▶ _Exercise goal_:
Filter this listing down to the lines that contain the word "readout", and copy them.

▶ _Material for this exercise_:
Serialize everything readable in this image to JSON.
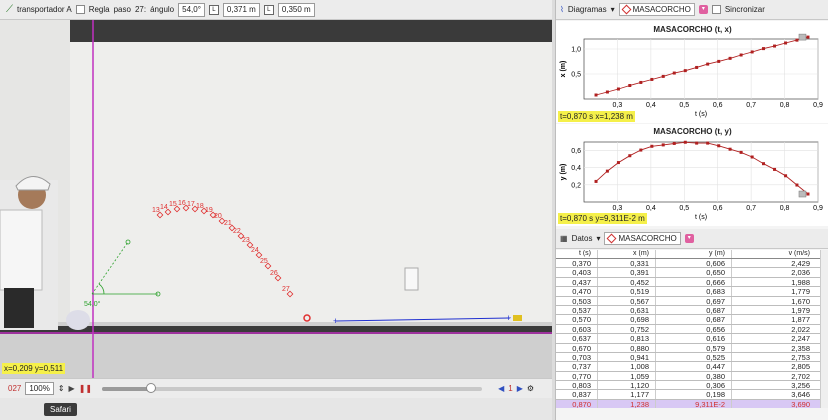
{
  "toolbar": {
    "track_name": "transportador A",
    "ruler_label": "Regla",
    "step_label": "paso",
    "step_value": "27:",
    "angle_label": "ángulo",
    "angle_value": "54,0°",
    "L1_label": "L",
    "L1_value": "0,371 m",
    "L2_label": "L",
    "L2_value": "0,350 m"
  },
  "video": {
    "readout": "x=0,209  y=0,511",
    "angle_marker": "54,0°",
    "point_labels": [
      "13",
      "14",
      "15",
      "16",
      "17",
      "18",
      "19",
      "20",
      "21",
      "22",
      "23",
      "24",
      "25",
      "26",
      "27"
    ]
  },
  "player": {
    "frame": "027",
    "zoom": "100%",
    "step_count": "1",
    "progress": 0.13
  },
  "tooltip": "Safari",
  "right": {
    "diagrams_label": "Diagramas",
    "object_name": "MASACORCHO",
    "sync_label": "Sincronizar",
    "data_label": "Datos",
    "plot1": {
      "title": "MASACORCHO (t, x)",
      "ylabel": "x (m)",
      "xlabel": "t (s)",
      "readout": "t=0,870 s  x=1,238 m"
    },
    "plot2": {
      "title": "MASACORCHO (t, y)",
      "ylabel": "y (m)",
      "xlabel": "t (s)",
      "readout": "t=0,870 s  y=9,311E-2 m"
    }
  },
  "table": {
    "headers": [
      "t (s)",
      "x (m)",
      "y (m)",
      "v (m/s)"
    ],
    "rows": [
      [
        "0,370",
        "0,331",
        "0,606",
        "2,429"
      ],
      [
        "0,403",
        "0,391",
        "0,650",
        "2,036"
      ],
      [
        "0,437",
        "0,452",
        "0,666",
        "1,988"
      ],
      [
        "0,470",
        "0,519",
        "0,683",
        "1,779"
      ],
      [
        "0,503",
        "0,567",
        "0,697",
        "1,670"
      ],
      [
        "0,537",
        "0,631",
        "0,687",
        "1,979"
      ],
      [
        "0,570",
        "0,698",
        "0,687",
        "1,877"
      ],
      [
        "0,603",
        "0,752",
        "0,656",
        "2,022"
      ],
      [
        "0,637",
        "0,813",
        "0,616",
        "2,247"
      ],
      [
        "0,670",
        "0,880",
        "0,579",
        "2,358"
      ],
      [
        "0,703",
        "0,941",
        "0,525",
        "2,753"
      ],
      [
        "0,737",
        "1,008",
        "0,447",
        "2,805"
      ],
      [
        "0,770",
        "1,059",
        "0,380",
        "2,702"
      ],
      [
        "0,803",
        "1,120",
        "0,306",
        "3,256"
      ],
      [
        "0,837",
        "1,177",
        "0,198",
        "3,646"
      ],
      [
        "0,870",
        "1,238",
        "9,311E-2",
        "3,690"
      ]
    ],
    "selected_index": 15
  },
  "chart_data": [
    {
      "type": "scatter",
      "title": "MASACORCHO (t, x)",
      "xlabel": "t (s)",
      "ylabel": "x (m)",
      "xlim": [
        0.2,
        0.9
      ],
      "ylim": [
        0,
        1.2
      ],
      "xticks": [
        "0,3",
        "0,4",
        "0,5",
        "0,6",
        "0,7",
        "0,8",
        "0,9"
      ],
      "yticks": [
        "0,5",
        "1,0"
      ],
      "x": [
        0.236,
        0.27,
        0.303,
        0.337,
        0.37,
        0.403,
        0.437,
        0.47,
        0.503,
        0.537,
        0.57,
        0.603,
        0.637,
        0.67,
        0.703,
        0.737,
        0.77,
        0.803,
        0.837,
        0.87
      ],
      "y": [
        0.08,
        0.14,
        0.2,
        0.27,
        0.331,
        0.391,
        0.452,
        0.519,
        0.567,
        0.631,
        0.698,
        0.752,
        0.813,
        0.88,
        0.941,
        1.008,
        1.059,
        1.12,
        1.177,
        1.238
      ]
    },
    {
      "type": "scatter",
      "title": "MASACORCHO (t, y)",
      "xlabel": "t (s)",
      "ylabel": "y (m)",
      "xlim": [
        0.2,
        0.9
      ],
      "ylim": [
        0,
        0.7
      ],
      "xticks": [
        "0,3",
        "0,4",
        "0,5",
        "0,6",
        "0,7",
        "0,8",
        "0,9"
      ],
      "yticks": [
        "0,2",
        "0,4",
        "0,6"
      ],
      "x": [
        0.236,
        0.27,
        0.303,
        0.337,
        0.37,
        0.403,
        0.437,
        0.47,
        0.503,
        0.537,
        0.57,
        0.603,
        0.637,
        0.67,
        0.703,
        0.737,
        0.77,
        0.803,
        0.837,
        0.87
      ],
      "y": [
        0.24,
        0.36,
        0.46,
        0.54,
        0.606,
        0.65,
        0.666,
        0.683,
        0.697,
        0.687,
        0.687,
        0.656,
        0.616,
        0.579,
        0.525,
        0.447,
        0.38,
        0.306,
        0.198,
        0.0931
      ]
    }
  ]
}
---
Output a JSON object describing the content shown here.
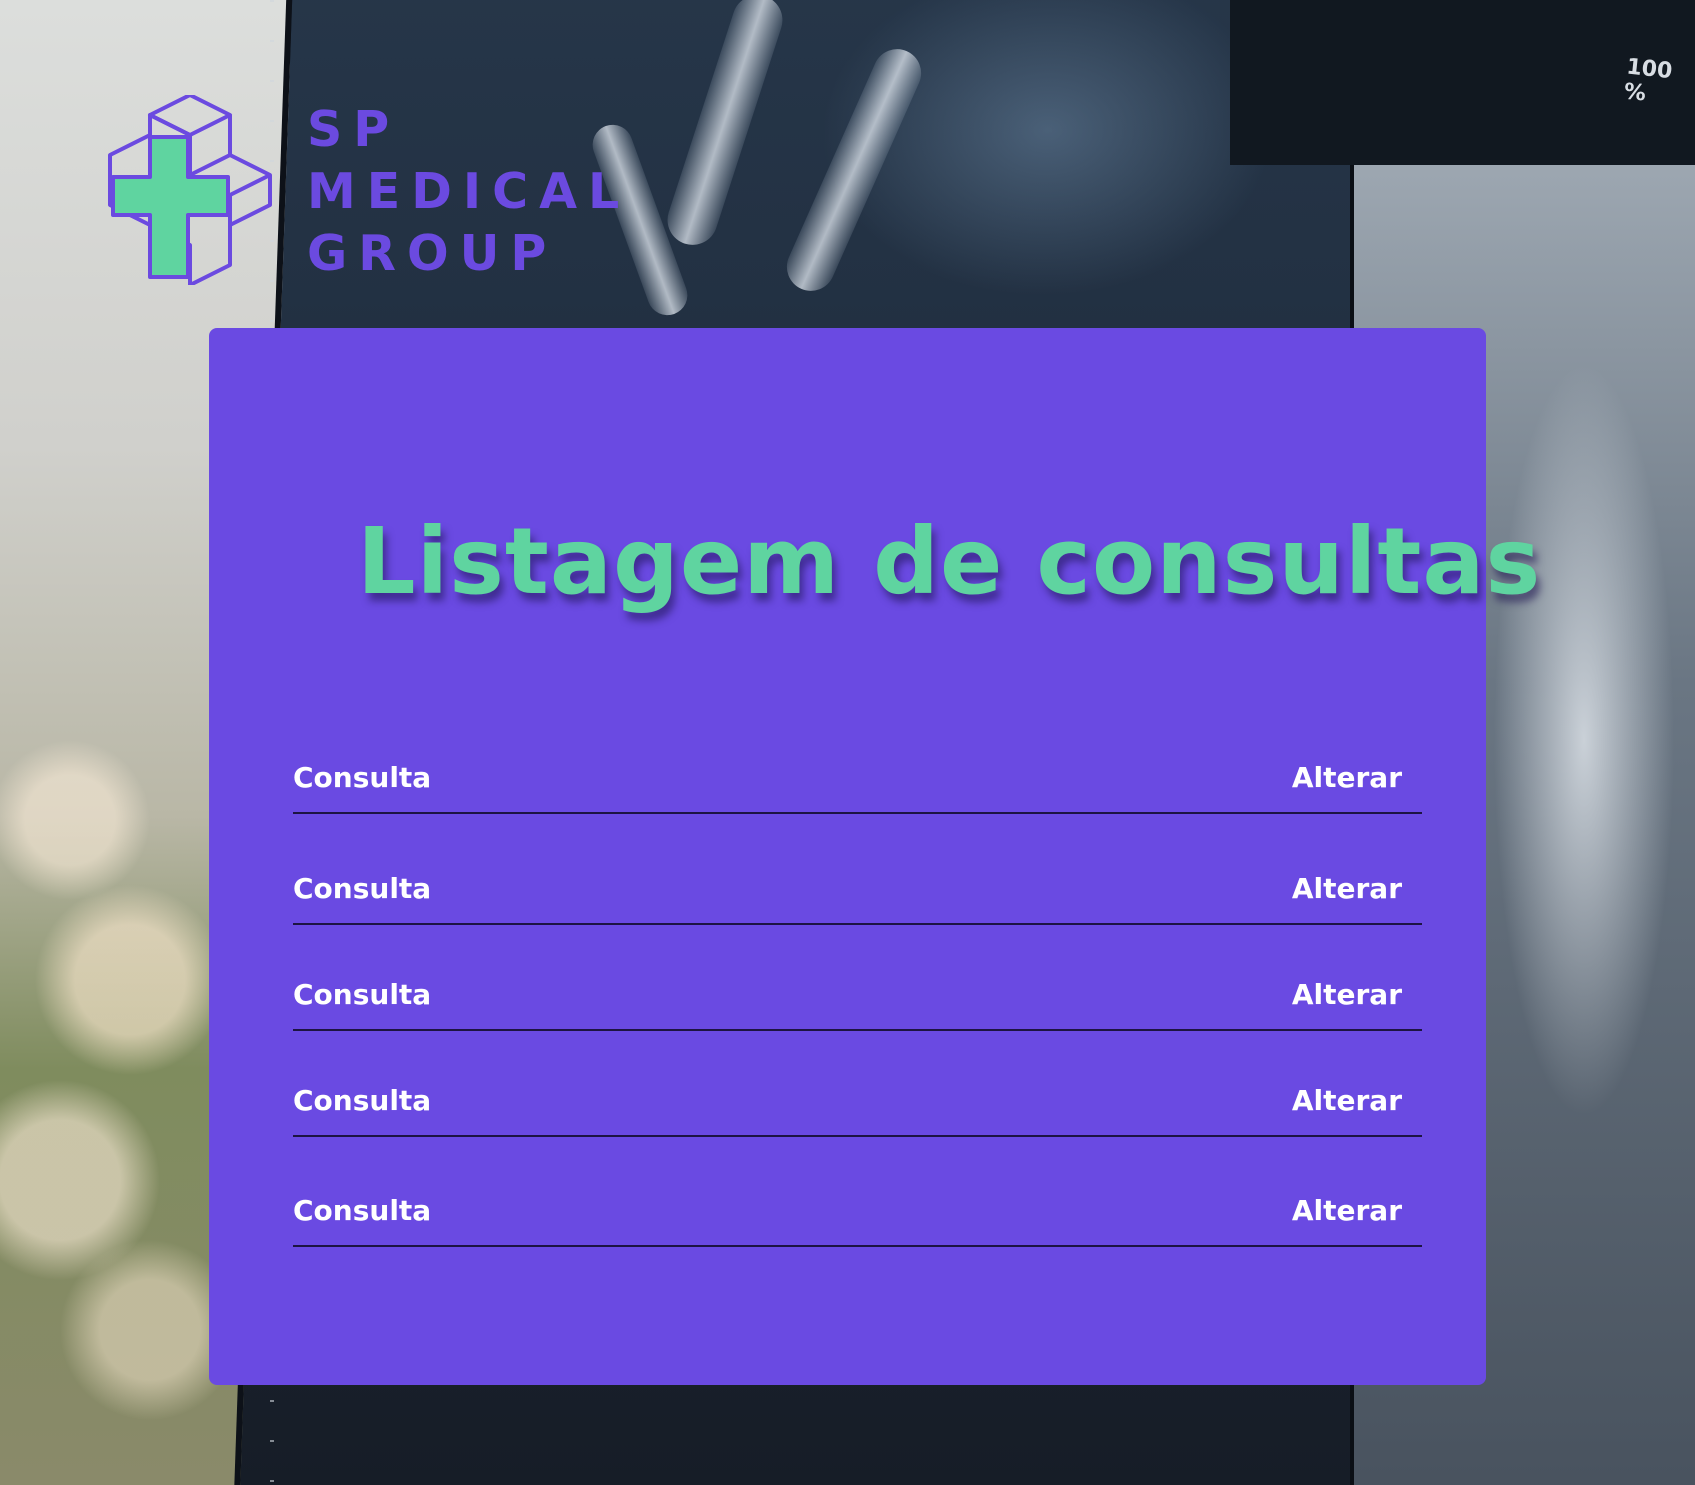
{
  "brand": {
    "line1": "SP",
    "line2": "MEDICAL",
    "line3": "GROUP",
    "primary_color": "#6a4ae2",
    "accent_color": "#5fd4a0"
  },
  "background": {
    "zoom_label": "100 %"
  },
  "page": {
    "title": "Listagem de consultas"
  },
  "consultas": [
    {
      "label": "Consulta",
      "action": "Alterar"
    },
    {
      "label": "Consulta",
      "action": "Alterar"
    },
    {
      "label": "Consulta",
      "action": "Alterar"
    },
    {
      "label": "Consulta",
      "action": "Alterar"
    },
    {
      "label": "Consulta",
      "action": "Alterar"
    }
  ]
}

▶ _Solution for this problem_:
    "readout": "x=0,209  y=0,511",
      "readout": "t=0,870 s  x=1,238 m"
      "readout": "t=0,870 s  y=9,311E-2 m"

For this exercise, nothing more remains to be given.